Workers are pretty happy with their own health plan, but when the story turns to the overall health care system, feelings change.
According to a survey by the nonpartisan Employee Benefit Research Institute and Greenwald & Associates, about half (51 percent) of those with coverage say they are “extremely” or “very satisfied.” Another 37 percent said they’re “somewhat satisfied” with their health plan, while 10 percent said they aren’t too (8 percent) or not at all (2 percent) satisfied.
But satisfaction among workers drops for the health care system as a whole.
Just 12 percent describe America’s health care system as “very good,” while 2 percent say it’s “excellent.” The majority of workers describe it as poor (21 percent) or fair (34 percent), while 31 percent consider it “good.”
The primary reason for dissatisfaction with the health care system? Cost.

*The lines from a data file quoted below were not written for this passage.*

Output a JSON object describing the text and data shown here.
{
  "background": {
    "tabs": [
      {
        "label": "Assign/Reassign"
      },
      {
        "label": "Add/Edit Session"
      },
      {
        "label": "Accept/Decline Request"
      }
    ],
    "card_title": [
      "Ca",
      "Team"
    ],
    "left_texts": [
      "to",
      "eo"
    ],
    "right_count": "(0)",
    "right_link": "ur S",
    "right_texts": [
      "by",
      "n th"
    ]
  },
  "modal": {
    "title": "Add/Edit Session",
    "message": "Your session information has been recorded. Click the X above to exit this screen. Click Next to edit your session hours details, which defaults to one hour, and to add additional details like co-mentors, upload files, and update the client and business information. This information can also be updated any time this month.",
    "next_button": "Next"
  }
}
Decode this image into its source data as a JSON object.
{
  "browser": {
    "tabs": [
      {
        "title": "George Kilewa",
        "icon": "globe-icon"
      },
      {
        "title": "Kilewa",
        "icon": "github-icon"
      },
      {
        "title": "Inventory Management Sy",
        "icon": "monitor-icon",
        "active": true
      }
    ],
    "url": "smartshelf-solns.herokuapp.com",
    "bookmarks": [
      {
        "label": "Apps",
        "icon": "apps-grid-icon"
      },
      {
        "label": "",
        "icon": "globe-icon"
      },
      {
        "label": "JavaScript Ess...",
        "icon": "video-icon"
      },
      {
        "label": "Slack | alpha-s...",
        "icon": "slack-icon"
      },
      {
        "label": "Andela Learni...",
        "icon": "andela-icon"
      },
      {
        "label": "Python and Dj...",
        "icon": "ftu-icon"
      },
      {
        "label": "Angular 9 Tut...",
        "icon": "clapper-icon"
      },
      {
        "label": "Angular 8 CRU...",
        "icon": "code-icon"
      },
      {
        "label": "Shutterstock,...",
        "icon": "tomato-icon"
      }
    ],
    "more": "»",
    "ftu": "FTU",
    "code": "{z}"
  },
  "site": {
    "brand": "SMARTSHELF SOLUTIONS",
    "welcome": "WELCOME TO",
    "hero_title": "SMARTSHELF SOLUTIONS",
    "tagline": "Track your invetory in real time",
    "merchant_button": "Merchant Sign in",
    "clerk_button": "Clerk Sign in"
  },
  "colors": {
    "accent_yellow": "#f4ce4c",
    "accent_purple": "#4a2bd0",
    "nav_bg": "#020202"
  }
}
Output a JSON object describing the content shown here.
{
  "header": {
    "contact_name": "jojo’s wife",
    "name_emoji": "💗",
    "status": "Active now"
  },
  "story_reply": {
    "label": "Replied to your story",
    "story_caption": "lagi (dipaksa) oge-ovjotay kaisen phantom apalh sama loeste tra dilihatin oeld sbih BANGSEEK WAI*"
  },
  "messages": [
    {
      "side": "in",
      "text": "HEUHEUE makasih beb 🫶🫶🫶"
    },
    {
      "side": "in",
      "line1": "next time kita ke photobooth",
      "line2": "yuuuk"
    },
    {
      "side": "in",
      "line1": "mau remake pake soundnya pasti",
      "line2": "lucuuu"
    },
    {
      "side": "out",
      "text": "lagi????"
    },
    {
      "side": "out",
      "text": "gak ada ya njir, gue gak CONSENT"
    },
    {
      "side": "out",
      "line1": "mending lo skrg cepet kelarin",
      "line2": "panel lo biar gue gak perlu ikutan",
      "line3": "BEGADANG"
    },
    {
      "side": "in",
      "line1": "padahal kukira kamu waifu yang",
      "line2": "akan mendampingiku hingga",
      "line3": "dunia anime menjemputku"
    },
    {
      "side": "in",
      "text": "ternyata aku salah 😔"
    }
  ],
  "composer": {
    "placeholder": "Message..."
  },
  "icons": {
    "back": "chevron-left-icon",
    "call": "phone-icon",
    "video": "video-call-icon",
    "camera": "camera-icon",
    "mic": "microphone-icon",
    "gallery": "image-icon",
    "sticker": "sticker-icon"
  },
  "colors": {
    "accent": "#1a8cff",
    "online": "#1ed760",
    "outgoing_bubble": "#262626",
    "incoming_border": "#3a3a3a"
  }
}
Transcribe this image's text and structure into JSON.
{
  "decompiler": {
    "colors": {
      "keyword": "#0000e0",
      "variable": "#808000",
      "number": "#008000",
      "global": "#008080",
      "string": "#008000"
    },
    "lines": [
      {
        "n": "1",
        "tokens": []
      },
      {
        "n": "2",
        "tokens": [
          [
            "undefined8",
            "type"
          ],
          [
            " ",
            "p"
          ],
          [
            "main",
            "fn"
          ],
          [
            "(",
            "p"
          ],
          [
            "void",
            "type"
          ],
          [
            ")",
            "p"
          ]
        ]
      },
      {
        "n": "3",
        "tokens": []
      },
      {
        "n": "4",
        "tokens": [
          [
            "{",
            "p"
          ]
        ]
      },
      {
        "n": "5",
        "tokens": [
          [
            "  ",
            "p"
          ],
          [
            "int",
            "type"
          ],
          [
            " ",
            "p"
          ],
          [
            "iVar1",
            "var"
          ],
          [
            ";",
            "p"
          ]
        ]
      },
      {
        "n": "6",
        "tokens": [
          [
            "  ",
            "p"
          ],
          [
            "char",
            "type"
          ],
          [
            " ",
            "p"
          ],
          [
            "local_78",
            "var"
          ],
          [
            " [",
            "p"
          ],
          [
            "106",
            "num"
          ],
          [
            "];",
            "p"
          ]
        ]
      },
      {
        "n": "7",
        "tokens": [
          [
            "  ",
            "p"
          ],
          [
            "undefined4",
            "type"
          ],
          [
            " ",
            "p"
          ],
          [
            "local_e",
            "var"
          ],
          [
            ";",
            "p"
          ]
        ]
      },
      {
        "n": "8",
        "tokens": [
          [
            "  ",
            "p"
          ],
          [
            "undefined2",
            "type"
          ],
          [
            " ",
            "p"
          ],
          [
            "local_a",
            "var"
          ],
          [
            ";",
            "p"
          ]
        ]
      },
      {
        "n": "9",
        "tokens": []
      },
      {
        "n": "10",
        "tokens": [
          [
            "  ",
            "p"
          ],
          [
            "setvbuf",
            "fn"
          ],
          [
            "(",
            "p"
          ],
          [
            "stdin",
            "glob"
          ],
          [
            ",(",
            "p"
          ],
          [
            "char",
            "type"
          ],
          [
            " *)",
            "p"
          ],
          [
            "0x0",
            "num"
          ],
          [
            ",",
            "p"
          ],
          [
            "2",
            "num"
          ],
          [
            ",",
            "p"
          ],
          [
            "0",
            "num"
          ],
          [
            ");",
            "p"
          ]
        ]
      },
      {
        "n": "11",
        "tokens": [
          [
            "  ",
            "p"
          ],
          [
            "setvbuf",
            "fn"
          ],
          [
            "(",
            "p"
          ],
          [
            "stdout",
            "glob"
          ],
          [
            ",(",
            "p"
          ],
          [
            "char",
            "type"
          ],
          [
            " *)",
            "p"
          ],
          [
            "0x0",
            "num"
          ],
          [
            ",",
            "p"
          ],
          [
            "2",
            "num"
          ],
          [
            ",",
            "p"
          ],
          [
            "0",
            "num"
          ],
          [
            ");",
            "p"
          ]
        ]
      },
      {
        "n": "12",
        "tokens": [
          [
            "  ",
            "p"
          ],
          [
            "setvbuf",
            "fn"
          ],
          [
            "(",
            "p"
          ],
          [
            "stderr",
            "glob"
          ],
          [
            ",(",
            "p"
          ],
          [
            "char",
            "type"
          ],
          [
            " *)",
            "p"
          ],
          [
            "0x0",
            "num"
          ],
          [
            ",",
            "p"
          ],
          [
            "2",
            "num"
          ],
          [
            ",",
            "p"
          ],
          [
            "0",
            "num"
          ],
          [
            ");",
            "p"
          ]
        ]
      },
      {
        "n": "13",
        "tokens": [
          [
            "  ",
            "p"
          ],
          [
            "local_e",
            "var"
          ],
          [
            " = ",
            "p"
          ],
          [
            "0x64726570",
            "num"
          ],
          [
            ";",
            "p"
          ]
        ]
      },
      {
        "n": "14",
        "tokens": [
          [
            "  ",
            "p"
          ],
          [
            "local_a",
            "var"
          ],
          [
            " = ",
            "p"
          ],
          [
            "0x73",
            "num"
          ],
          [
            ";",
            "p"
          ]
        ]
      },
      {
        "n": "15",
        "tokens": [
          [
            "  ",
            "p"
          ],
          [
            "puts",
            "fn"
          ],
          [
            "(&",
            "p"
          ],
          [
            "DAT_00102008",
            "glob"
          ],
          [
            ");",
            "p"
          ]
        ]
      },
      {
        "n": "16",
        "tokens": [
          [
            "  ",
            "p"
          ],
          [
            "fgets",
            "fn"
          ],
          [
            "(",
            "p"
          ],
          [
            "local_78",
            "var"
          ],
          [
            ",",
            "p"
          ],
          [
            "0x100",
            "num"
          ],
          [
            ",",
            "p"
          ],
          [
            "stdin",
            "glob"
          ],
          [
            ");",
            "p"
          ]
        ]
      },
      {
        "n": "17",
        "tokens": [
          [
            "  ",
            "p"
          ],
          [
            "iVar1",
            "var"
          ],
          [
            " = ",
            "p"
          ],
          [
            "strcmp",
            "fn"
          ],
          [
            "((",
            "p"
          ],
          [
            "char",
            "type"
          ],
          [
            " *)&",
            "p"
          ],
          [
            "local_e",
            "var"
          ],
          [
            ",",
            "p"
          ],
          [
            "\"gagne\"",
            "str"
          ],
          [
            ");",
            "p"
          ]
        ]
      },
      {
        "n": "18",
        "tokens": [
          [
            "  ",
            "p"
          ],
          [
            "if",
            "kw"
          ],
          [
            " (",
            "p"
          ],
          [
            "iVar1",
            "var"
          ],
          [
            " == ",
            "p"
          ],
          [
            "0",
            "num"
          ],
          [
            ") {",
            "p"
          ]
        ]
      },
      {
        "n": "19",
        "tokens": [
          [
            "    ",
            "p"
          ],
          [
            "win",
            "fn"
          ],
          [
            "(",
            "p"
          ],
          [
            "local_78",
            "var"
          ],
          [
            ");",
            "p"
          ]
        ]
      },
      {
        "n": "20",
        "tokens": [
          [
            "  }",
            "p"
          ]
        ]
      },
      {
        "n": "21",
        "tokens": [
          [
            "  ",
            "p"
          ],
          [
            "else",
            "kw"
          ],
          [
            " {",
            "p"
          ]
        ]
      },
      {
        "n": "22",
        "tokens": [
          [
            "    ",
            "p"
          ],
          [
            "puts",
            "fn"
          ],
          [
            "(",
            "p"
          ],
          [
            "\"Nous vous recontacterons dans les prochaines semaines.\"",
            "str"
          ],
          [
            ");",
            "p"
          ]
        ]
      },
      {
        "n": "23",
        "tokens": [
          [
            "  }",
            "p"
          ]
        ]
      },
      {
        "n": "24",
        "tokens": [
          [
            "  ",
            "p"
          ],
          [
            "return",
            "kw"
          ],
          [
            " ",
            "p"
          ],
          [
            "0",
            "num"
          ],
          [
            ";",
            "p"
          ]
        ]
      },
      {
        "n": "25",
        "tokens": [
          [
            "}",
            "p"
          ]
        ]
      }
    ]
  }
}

Despite reports that health care spending is slowing down, health costs remain incredibly high. A report from the Kaiser Family Foundation confirmed long-held suspicions that the cost of employer-sponsored health coverage continues to rise at a faster rate than wages and inflation. Annual premiums for employer-sponsored family coverage climbed nearly 4 percent this year to top $16,000 for the first time, Kaiser found. The cost of single coverage rose almost 5 percent. Worker wages, meanwhile, climbed nearly 2 percent on average.
In fact, EBRI’s research found that about six in 10 workers with coverage report having experienced an increase in health care costs over the past year.